At TCOTC, our training is often fun and games. You and your dog having fun together helps to build a great relationship. Even better, our games are designed to teach your dog important behaviors that can help them successfully navigate common situations at home and in the outside world. For example, in our photo, the dogs are learning how to have a safe and comfortable encounter with an unfamiliar dog and person. Training your dog to be a good citizen whether at home or elsewhere is one of the best ways to keep them safe.
Our Puppy Socialization and Basic Obedience classes teach members how to handle their dogs from the time they arrive at TCOTC to the time they leave. We offer separate entrance and exit doors and our instructors encourage students to keep their dogs close and focused on them when passing in the lobby and in the training ring. “We work on not only training our dogs and handlers on safety in the ring, but feeling safe as well. Both dogs and humans need to feel safe in order to learn,” says Jane Jacobson.

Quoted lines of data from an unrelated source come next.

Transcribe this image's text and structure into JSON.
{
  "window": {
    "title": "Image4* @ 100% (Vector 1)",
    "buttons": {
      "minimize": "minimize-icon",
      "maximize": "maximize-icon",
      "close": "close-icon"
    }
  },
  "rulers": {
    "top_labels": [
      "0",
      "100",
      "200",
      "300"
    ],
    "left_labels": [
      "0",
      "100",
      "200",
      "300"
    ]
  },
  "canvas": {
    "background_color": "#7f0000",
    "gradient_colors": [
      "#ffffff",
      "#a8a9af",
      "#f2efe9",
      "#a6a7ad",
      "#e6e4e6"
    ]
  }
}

Safety also comes to mind when we think of dog sports such as agility or flyball. These sports are fast-paced athletics. TCOTC training is designed to reduce the risk of injury to pets and their handlers, not only during class but in practice and competition as well. Anyone who has participated in a dog sports class at TCOTC has seen the emphasis our instructors put on building safety into the training. They work patiently with dogs and their handlers to build confidence and skill before the team takes on new equipment or athletic challenges. Basic Obedience and at least one Tier 2 class is required of all participants to ensure that dogs are controllable off-leash and comfortable around unfamiliar dogs and people. Members and their dogs develop solid foundational skills in beginning classes before moving to advanced levels.
“We emphasize that agility is not an entry-level sport,” says Anne Bentley, agility department head at TCOTC. “A dog and handler both need to have some fundamental skills as well as good communication to participate safely, and that takes time and training to develop.”
At heart, we at TCOTC want to help our members’ pets to lead long, healthy and happy lives. We offer classes and activities that keep dogs physically active and engaged at every age. And we offer members periodic education on pet health issues through seminars and online resources.
“The best thing you can do for your dog’s wellbeing is to teach them the skills they need to live in the human world,” says Anne Schenk, executive director. “And at TCOTC, you can choose from a wide menu of well-designed classes and events to allow you to do just that. It’s one of the things I value most about our club.”
This photo, illustrating one of our TCOTC core values, Safety, features TCOTC member Hannah Schewe and her dog Cassie, with Jane Jacobson, TCOTC member, Instructor and Department Head Obedience and Flyball with her dog Lily. Cassie and Lily have this game down cold. Start walking, keep your attention on your mom. When she gives the signal, pop into your best sit. Guaranteed treat. Don’t worry about the other dog. Keep your attention on your mom, highly likely you get another treat.